[Page and application data records]
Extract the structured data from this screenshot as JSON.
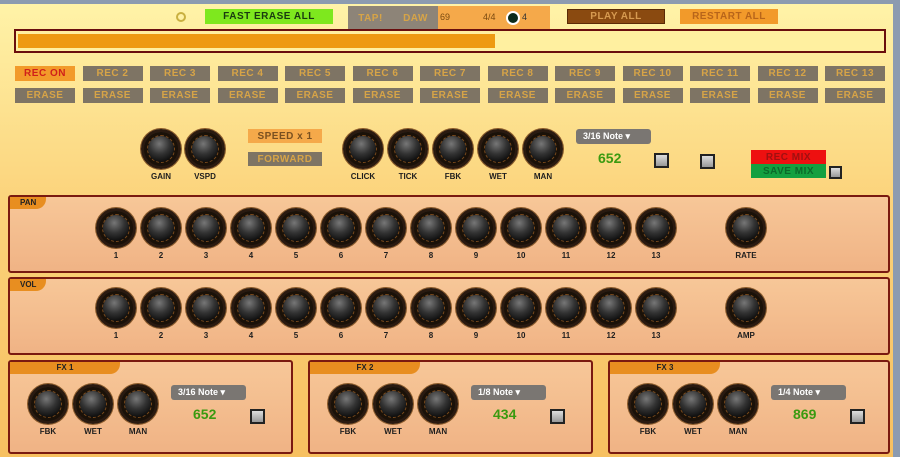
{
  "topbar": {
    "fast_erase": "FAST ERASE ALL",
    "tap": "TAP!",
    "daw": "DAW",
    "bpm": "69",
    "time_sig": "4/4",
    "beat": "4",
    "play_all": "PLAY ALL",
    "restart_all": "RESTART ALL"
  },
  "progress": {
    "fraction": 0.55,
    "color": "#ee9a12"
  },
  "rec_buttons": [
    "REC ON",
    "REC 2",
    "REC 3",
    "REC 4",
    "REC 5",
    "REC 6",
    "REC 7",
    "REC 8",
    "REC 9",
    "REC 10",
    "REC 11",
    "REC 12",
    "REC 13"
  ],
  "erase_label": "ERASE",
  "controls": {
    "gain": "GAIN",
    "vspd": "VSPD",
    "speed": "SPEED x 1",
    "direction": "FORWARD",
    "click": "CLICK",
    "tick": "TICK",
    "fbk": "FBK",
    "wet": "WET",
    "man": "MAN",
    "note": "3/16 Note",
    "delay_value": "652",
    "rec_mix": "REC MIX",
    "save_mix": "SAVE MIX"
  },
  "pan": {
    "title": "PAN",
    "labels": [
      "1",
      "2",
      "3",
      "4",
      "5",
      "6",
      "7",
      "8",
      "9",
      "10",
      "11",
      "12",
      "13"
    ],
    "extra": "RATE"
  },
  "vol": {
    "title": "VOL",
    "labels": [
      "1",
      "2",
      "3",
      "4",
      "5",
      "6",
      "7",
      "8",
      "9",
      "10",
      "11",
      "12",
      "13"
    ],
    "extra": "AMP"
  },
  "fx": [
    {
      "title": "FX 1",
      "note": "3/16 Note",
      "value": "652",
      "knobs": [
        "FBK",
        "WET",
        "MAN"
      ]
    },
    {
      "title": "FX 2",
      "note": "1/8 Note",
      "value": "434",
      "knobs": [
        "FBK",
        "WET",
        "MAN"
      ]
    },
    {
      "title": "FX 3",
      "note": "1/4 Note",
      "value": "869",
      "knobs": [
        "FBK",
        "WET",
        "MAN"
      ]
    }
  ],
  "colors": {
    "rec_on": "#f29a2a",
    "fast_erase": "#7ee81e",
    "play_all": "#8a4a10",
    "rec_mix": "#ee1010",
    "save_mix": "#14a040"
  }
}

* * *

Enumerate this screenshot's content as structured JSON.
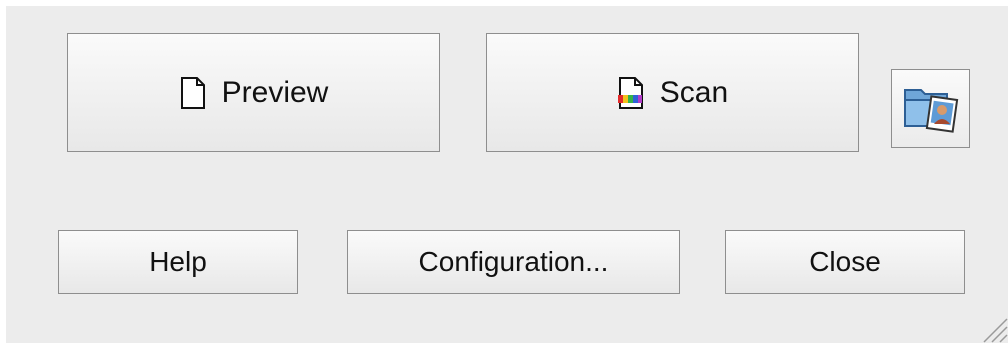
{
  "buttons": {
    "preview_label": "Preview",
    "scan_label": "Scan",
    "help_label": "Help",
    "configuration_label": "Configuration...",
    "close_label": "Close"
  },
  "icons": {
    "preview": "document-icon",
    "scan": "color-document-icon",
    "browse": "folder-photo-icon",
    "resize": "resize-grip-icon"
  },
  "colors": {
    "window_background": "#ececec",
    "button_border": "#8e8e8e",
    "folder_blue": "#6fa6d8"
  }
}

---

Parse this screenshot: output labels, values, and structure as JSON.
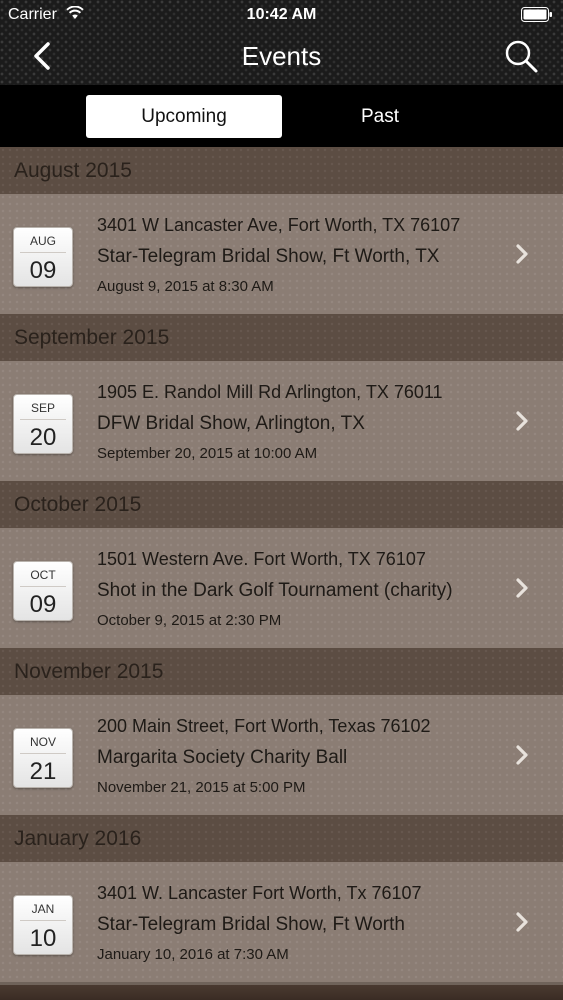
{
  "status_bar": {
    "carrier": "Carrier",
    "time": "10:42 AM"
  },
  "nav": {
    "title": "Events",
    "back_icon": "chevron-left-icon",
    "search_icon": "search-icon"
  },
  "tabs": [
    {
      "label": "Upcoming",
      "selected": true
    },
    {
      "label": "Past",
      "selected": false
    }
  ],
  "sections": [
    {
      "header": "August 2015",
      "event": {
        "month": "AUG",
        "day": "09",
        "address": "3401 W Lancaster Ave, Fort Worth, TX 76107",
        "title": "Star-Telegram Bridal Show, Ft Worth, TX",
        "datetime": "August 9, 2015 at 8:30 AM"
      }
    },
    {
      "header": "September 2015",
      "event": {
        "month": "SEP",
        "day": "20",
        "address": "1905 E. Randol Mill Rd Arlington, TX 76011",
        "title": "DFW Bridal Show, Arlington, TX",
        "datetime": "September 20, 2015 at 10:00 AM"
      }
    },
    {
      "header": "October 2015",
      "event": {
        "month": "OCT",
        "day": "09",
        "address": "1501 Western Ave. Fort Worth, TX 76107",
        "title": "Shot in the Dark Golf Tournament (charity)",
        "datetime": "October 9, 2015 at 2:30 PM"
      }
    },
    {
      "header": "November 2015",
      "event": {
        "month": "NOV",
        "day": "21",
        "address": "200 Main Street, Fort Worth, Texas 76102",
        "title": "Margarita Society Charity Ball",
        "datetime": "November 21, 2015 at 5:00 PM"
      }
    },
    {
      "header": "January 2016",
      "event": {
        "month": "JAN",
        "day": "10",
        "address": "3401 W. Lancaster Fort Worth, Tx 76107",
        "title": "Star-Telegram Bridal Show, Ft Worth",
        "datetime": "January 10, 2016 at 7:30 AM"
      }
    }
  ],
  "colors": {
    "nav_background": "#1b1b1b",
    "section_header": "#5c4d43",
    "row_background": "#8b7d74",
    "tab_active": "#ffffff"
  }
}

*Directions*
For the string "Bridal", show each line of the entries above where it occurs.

*Finished task*
        "title": "Star-Telegram Bridal Show, Ft Worth, TX",
        "title": "DFW Bridal Show, Arlington, TX",
        "title": "Star-Telegram Bridal Show, Ft Worth",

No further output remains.